In the April issue of the journal Lancet, Drs. Meador and colleagues comprising the NEAD Study Group present a follow-up analysis assessing what happens cognitively to the children of women who have epilepsy that take either carbamazepine, lamotrigine, phenytoin or valproic acid during pregnancy. Results showed that at age six,
IQ was lower after exposure to valproic acid than to carbamazepine, lamotrigine, or phenytoin.
Children exposed to valproic acid did poorly on verbal and memory abilities compared with those exposed to other seizure drugs and on non-verbal and executive functions compared with lamotrigine but not carbamazepine or phenytoin.
High doses of valproic acid were negatively associated with IQ, verbal ability, non-verbal ability, memory and executive functions but other seizure drugs were not.

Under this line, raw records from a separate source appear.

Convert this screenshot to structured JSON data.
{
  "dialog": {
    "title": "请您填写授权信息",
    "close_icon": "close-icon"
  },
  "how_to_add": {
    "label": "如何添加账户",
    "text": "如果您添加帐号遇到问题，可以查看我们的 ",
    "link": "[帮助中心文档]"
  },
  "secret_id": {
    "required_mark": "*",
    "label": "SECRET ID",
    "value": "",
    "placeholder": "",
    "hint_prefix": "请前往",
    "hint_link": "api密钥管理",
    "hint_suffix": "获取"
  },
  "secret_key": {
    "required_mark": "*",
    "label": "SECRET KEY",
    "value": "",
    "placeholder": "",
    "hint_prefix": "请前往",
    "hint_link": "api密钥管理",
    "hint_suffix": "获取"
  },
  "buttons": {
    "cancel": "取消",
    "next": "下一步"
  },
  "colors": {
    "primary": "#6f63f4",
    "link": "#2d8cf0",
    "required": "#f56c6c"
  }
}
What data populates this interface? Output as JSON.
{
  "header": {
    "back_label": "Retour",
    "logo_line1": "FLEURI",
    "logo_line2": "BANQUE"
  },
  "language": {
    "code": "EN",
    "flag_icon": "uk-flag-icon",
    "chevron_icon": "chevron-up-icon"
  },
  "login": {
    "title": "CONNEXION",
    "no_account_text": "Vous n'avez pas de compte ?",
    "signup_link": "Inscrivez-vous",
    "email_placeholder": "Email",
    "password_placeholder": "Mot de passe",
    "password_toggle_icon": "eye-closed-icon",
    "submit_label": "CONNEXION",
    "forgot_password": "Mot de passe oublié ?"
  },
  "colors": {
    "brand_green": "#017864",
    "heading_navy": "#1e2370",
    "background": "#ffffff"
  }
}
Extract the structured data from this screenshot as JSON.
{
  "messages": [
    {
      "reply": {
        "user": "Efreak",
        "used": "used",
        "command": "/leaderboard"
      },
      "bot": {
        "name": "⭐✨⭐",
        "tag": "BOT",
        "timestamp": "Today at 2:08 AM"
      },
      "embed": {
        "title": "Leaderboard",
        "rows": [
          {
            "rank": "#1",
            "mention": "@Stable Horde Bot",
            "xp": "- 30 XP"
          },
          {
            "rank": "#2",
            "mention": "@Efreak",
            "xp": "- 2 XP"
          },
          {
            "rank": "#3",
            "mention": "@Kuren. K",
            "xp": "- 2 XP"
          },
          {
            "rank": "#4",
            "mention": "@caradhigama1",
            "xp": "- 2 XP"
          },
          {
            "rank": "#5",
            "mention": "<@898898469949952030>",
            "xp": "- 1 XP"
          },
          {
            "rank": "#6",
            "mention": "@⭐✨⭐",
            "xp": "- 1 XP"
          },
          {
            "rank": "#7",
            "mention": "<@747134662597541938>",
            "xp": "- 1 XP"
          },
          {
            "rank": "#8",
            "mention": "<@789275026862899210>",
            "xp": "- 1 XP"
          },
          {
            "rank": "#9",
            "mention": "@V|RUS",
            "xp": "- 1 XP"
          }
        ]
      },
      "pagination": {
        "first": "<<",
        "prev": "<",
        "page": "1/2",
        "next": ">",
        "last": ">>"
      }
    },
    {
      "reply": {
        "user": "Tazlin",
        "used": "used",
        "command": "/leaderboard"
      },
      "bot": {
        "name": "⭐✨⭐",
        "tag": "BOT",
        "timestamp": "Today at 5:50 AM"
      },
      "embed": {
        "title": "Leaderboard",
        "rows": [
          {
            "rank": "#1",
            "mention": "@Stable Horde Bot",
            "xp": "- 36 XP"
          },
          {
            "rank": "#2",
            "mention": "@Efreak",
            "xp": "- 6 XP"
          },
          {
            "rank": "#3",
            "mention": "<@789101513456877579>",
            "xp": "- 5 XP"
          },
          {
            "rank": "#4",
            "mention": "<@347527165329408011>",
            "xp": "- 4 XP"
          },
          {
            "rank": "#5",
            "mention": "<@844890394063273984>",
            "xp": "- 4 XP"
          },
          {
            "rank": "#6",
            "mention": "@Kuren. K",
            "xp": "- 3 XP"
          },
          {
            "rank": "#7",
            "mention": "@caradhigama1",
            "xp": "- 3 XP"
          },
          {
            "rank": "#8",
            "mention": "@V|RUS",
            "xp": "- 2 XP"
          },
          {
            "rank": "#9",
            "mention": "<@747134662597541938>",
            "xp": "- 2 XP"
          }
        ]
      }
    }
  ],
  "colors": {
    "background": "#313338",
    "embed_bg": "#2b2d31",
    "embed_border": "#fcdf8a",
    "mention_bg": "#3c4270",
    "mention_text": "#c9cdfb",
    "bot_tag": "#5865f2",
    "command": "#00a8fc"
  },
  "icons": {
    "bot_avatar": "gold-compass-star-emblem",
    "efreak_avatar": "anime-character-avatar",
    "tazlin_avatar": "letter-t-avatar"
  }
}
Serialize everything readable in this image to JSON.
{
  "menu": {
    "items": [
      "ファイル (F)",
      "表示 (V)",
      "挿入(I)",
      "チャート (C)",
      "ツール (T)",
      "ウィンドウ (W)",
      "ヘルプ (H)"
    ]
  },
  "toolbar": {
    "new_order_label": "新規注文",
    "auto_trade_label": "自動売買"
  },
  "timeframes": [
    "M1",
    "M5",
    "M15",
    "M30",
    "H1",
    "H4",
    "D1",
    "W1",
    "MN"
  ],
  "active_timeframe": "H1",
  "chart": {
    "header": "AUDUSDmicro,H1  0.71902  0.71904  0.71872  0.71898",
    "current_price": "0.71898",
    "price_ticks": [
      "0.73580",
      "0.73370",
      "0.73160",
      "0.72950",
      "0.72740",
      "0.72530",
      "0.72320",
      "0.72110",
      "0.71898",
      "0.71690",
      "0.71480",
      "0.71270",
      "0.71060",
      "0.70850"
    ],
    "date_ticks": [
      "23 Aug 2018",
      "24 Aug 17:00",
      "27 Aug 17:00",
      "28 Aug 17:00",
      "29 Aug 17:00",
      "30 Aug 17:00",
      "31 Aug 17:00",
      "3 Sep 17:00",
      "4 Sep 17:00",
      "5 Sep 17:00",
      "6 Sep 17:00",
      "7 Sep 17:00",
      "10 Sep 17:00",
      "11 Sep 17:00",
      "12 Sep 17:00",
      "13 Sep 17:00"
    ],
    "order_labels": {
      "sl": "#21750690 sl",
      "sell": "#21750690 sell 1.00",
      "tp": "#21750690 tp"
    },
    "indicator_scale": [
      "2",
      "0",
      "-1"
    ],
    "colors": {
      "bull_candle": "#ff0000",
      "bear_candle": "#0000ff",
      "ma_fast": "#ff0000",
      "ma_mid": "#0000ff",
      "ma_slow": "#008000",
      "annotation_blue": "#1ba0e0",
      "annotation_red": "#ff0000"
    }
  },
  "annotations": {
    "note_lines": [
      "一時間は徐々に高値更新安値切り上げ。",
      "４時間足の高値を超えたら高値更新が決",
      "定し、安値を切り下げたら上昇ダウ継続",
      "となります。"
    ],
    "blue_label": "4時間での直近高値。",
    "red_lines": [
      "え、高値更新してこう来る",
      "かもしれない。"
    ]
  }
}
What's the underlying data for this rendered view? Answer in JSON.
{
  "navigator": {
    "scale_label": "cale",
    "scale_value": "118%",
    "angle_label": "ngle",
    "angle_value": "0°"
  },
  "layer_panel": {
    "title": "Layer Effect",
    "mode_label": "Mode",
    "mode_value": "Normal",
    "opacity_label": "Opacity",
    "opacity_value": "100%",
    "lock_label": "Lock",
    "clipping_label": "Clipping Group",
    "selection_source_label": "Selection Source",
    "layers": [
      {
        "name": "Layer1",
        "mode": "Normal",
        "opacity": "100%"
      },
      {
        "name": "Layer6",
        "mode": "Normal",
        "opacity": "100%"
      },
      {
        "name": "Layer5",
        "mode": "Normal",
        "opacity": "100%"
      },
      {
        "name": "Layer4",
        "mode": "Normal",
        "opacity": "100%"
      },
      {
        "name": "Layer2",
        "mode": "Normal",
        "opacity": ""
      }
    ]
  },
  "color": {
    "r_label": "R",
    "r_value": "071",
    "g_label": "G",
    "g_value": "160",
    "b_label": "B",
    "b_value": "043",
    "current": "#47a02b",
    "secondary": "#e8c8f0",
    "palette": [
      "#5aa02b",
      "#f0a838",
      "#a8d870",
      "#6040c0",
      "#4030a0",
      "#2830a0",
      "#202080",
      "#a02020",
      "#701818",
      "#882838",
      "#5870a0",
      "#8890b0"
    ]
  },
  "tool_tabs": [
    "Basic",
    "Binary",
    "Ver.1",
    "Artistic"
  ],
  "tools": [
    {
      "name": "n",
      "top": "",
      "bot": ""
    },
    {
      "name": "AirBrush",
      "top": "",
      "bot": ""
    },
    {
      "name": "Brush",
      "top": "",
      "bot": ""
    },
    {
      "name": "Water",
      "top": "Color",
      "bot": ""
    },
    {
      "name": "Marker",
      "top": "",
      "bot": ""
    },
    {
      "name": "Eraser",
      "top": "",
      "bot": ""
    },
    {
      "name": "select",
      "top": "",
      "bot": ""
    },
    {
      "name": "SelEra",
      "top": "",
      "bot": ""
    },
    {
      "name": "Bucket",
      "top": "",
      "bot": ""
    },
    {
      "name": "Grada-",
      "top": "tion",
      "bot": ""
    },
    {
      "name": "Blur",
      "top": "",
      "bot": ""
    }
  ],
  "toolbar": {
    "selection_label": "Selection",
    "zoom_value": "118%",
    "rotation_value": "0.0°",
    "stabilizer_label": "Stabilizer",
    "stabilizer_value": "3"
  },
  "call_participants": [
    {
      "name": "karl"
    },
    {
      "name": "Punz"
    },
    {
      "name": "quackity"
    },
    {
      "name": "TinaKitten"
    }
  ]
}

Right-handedness was less frequent in children in the study overall and in the lamotrigine and valproic groups.
- Verbal abilities were worse than non-verbal abilities in children in the study overall and the lamotrigine and valproic acid groups.
Mean IQs were higher in children exposed to periconceptional folate than they were in non-exposed children.
by Joseph I. Sirven, MD
Last Reviewed: 5/29/2013